Take the 2-minute tour ×
Stack Overflow is a question and answer site for professional and enthusiast programmers. It's 100% free, no registration required.

I'm learning C++ right now and I wanted to get a little advice on storing member variable objects. I want to store an instance of B in A, what is the best way to do this?

[EDIT] - I made the example more real world. I need to be able to construct and assign a texture at runtime and assign it to a game object.

class GameObject
{
public:
    Texture texture;
};

....

GameObject gameObject;
Texture texture;

gameObject.texture = texture;

or

class GameObject
{
public:
    Texture *texture;
};

....

GameObject gameObject;

gameObject.texture = new Texture;

I'm trying not to use pointers, but in some instances I feel I need to.

share|improve this question
3  
in the first example, why the assigment? you already have a instance of B in A. –  neagoegab Nov 14 '11 at 19:31
1  
The answer depends on the ownership and the semantics involved. Storing member variable objects is what you do on the first case, in the second one you keep pointers to objects that live somewhere else. –  K-ballo Nov 14 '11 at 19:31
add comment

4 Answers

If you want to reseat(refer to different class B objects) your member variable to different objects use a pointer. If not just use an object.

Yes, it is a good idea to avoid pointers and if at you need to use them prefer smart pointers instead of raw/naked pointers.

share|improve this answer
    
I updated the code to reflect more accurately what I'm trying to achieve. I want to be able to create a texture at runtime and assign it to a game object. –  Meroon Nov 14 '11 at 20:26
    
@Meroon: You can't pass it a texture in the constructor? –  Loki Astari Nov 14 '11 at 21:29
    
I want to be able to swap a texture without having to create a new game object. –  Meroon Nov 14 '11 at 23:28
add comment

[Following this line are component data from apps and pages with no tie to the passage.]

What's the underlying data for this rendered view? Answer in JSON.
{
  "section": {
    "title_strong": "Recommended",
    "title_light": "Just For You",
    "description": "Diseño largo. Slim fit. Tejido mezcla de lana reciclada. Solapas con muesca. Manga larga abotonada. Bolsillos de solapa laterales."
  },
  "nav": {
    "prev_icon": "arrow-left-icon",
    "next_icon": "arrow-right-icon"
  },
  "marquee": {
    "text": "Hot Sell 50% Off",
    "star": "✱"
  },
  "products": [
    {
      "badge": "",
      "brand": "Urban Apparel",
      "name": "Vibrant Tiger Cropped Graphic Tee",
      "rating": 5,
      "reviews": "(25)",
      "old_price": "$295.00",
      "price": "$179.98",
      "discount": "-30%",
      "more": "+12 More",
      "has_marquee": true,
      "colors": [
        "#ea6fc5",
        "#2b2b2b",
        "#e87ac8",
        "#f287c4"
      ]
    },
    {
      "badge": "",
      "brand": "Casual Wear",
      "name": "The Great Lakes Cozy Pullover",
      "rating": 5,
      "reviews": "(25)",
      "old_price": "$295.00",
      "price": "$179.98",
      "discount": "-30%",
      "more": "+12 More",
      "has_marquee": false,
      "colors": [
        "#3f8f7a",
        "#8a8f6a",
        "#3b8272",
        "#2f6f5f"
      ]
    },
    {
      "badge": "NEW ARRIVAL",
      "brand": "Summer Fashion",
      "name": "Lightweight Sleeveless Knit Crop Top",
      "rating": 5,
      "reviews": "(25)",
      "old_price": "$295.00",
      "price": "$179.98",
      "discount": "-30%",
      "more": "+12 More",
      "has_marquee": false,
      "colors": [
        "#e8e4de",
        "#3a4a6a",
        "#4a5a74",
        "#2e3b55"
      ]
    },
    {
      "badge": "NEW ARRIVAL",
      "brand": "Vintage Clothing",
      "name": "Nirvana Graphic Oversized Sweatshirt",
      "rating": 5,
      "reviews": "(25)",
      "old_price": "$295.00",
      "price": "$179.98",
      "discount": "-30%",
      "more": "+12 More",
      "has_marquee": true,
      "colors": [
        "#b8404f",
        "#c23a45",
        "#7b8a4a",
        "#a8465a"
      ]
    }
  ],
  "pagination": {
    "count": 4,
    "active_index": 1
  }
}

It really depends on your particular solution and need. Both ways are just fine and acceptable. There is no "right way" to do most things in any language because your solution dictates how things should be done.

Though one thing to keep in mind is that if B is a large class with many data members, it would increase the size of A if you don't use pointers. Also, if you do use pointers, you need to make sure proper allocation and de-allocation is performed and not trust the user with doing that.

share|improve this answer
add comment

Here are what I think are good criteria to use:

  1. Function: Is B PART of A or just related to it? A Car has an Engine, but the Driver is external. Another way to look at this is: Are they together from the start or is B assigned / given to A?

  2. Construction: Is B fully known/definable at the time that A is constructed?

share|improve this answer
add comment

It depends on if you want A to control the memory of B.

Using pointers is very useful when passing objects back and forth between other objects. When you decide not to use pointers it is important to realize that as soon as an object goes out of scope, so do its member variables. Which can lead to problems if pointers to that object's members still exist elsewhere.

If this won't be an issue in your application I would avoid using pointers.

share|improve this answer
add comment

Your Answer

 
discard

By posting your answer, you agree to the privacy policy and terms of service.

Not the answer you're looking for? Browse other questions tagged or ask your own question.